It’s common knowledge that casino games favor the house. A new book teaches active investors how to be the house by trading options, and betting small and often, to shift the odds to the trader’s advantage.

Table games at a casino typically have maximum bet sizes. 

By capping bet sizes, the casino aims to increase the number of occurrences from a single gambler so the house is more likely to reach long-run averages for each game, a consequence of the law of large numbers and the central limit theorem. When a small number of events is randomly sampled from a probability distribution repeatedly and the averages of those samples are compared, the variance of those averages tends to be quite large. But as the number of occurrences increases, the variance of the averages decreases and the sampled means converge to the expected value of the distribution.

Julia Spina

Just as the casino aims to realize the long-term edge of table games by capping bet sizes and increasing the number of plays, short premium traders should make many small trades to maximize their chances of realizing the positive long-run expected averages of short premium strategies. 

Trading Slots for Options

Buying options for profit is like playing the slot machines. Gamblers who play enough times may hit the jackpot and receive a huge payout. However, despite the potential payouts, most players average a loss in the long run because they are taking small losses most of the time. Investors who buy options are betting on large, often directional moves in the underlying asset. Those assumptions may be correct and yield significant profits occasionally, but underlying prices ultimately stay within their expected ranges most of the time. This results in small, frequent losses on unused contracts and an average loss over time.

Selling options for profit is like owning the slot machines. Casino owners have the long-run statistical advantage for every game, an edge particularly high for slots. Owners may occasionally pay out large jackpots, but as long as people play enough and the payouts are manageable, they are compensated for taking on this risk with nearly guaranteed profit in the long term. Similarly, because short options carry tail risk but provide small, consistent profits from implied volatility (IV) overstatement, they should average a profit in the long run if risk is managed appropriately. 

Long premium strategies have a high profit potential but cannot be consistently timed to ensure profit in the long term. This is because outlier underlying moves and IV expansions that benefit long premium positions are strongly linked to external events (such as natural disasters or political conflict), which are relatively difficult to predict reliably. Short premium strategies, on the other hand, profit more often and have the long-term statistical advantage if investors manage risks appropriately. 

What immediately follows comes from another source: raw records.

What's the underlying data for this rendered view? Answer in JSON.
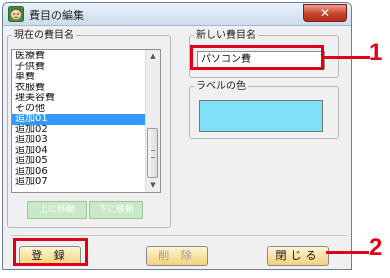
{
  "window": {
    "title": "費目の編集",
    "close_label": "✕"
  },
  "list_group": {
    "label": "現在の費目名",
    "items": [
      "医療費",
      "子供費",
      "車費",
      "衣服費",
      "理美容費",
      "その他",
      "追加01",
      "追加02",
      "追加03",
      "追加04",
      "追加05",
      "追加06",
      "追加07"
    ],
    "selected_index": 6,
    "move_up_label": "上に移動",
    "move_down_label": "下に移動"
  },
  "name_group": {
    "label": "新しい費目名",
    "value": "パソコン費"
  },
  "color_group": {
    "label": "ラベルの色",
    "color": "#80e0f8"
  },
  "buttons": {
    "register": "登 録",
    "delete": "削 除",
    "close": "閉じる"
  },
  "callouts": {
    "one": "1",
    "two": "2"
  },
  "colors": {
    "accent": "#e0001a",
    "selection": "#3399ff"
  }
}
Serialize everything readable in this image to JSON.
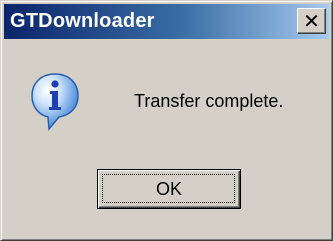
{
  "window": {
    "title": "GTDownloader",
    "close_glyph": "✕"
  },
  "dialog": {
    "icon": "info-icon",
    "message": "Transfer complete.",
    "ok_label": "OK"
  },
  "colors": {
    "titlebar_start": "#0a246a",
    "titlebar_end": "#a6caf0",
    "face": "#d4d0c8",
    "icon_bubble": "#3d7fd6"
  }
}
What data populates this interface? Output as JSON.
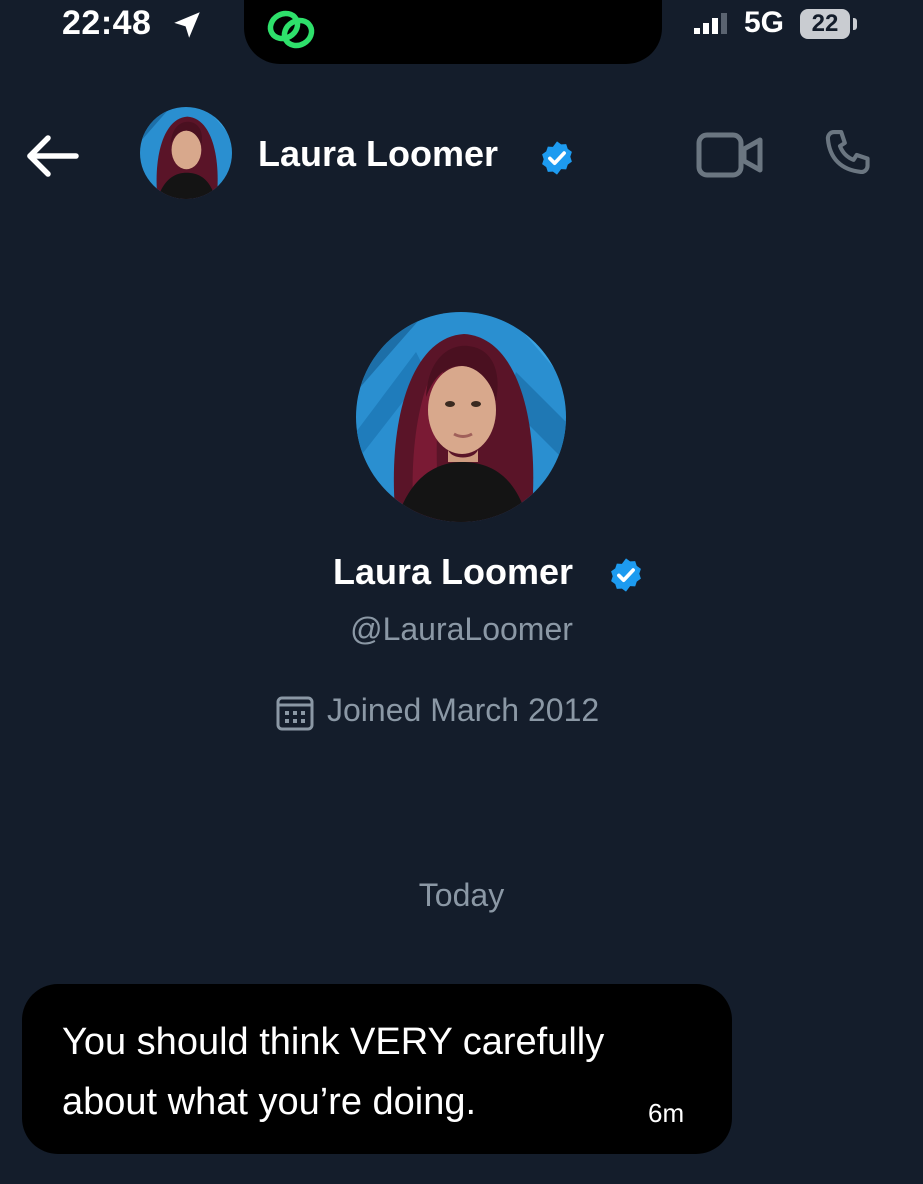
{
  "status_bar": {
    "time": "22:48",
    "network": "5G",
    "battery": "22"
  },
  "header": {
    "name": "Laura Loomer",
    "verified": true
  },
  "profile": {
    "name": "Laura Loomer",
    "handle": "@LauraLoomer",
    "joined": "Joined March 2012"
  },
  "conversation": {
    "day_separator": "Today",
    "messages": [
      {
        "text": "You should think VERY carefully about what you’re doing.",
        "time": "6m"
      }
    ]
  },
  "colors": {
    "background": "#141d2b",
    "verified_badge": "#1d9bf0",
    "secondary_text": "#8b98a5",
    "bubble": "#000000",
    "link_icon": "#2ee06b"
  },
  "icons": {
    "back": "arrow-left-icon",
    "verified": "verified-badge-icon",
    "video": "video-camera-icon",
    "call": "phone-icon",
    "calendar": "calendar-icon",
    "location": "location-arrow-icon",
    "link": "link-icon",
    "signal": "signal-icon"
  }
}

Similar to the slot machine owner, a short premium trader must reduce the impact of outlier losses to reach a large number of occurrences (trades) and realize the positive long-term averages. This is done most effectively by limiting position size and by adjusting portfolio exposure according to current market conditions. 

Excerpted with permission from the publisher, Wiley, from The Unlucky Investor’s Guide to Options Trading by Julia Spina and Anton Kulikov. Copyright © 2021. All rights reserved. This book is available wherever books are sold and at

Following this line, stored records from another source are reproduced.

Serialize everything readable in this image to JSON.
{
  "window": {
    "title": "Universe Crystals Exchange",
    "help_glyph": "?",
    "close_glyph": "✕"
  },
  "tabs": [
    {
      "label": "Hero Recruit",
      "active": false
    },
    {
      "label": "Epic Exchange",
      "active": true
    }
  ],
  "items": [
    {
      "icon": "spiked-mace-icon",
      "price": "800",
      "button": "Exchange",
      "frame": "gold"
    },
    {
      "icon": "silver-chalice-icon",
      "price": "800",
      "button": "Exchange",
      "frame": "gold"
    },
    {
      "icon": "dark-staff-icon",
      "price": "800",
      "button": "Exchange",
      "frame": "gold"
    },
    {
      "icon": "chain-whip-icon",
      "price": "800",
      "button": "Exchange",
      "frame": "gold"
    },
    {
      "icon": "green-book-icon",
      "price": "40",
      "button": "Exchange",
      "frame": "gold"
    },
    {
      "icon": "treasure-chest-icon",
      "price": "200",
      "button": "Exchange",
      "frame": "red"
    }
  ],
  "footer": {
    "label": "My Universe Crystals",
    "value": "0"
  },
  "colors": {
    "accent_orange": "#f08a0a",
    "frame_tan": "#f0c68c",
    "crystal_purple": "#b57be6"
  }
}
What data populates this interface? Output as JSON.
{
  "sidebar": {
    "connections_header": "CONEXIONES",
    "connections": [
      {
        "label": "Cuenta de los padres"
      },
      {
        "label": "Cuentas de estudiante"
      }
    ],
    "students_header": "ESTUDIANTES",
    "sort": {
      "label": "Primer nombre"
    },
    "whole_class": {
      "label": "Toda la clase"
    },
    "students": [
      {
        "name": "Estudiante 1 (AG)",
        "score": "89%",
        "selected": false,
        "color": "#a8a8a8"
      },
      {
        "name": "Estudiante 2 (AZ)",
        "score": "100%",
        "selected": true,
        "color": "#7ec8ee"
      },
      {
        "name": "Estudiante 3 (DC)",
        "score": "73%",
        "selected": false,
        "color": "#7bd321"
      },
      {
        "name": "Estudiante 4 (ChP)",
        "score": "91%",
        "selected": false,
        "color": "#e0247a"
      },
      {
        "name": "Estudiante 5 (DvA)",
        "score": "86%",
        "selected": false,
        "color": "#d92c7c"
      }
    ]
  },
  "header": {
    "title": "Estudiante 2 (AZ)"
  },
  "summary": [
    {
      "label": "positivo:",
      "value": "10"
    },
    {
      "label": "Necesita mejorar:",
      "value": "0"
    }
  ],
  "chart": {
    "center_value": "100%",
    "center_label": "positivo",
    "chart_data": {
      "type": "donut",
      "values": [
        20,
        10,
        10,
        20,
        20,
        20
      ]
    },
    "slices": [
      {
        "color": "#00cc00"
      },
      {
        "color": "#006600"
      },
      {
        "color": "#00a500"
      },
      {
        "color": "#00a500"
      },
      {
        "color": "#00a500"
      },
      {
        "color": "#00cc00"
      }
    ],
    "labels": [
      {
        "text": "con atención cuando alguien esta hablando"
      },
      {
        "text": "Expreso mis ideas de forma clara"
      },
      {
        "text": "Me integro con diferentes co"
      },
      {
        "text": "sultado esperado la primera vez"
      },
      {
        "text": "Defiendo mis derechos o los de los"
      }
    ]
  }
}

Julia Spina, a tastytrade research team member, says her background in physics, signal processing and data analysis informs her work as a financial educator and options strategist. Julia’s column, The Unlucky Investor, is scheduled to debut in the next issue of Luckbox. @financephoton

Promise for Unlucky Investors

I truly believe this is the most logical, informative and comprehensive book on strategic options trading ever compiled. Unlucky investors can rejoice. No book will ever be a one-size-fits-all holy grail for options trading, but The Unlucky Investor’s Guide to Options Trading is the closest thing we have.

—Tom Sosnoff, co-CEO of tastytrade, from the book’s foreword

Options trading and cards for money aren’t for fools hoping for luck. This is a serious but easy-to-read introduction for those ready to try constructing options trades.

—Aaron Brown, author of The Poker Face of Wall Street and Red-Blooded Risk